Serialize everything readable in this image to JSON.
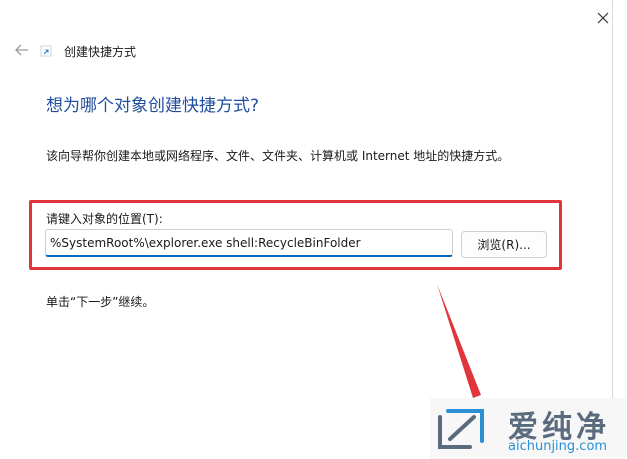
{
  "wizard": {
    "title": "创建快捷方式",
    "heading": "想为哪个对象创建快捷方式?",
    "description": "该向导帮你创建本地或网络程序、文件、文件夹、计算机或 Internet 地址的快捷方式。",
    "location_label": "请键入对象的位置(T):",
    "location_value": "%SystemRoot%\\explorer.exe shell:RecycleBinFolder",
    "browse_label": "浏览(R)...",
    "continue_text": "单击“下一步”继续。"
  },
  "icons": {
    "close": "close-icon",
    "back": "back-arrow-icon",
    "wizard": "shortcut-icon"
  },
  "annotation": {
    "highlight_color": "#e0353b"
  },
  "watermark": {
    "brand": "爱纯净",
    "url": "aichunjing.com",
    "brand_color": "#5a6b7e",
    "url_color": "#2a8fd6"
  }
}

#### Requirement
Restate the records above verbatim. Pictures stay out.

#### The answer
Serialize everything readable in this image to JSON.
{
  "wizard": {
    "title": "创建快捷方式",
    "heading": "想为哪个对象创建快捷方式?",
    "description": "该向导帮你创建本地或网络程序、文件、文件夹、计算机或 Internet 地址的快捷方式。",
    "location_label": "请键入对象的位置(T):",
    "location_value": "%SystemRoot%\\explorer.exe shell:RecycleBinFolder",
    "browse_label": "浏览(R)...",
    "continue_text": "单击“下一步”继续。"
  },
  "icons": {
    "close": "close-icon",
    "back": "back-arrow-icon",
    "wizard": "shortcut-icon"
  },
  "annotation": {
    "highlight_color": "#e0353b"
  },
  "watermark": {
    "brand": "爱纯净",
    "url": "aichunjing.com",
    "brand_color": "#5a6b7e",
    "url_color": "#2a8fd6"
  }
}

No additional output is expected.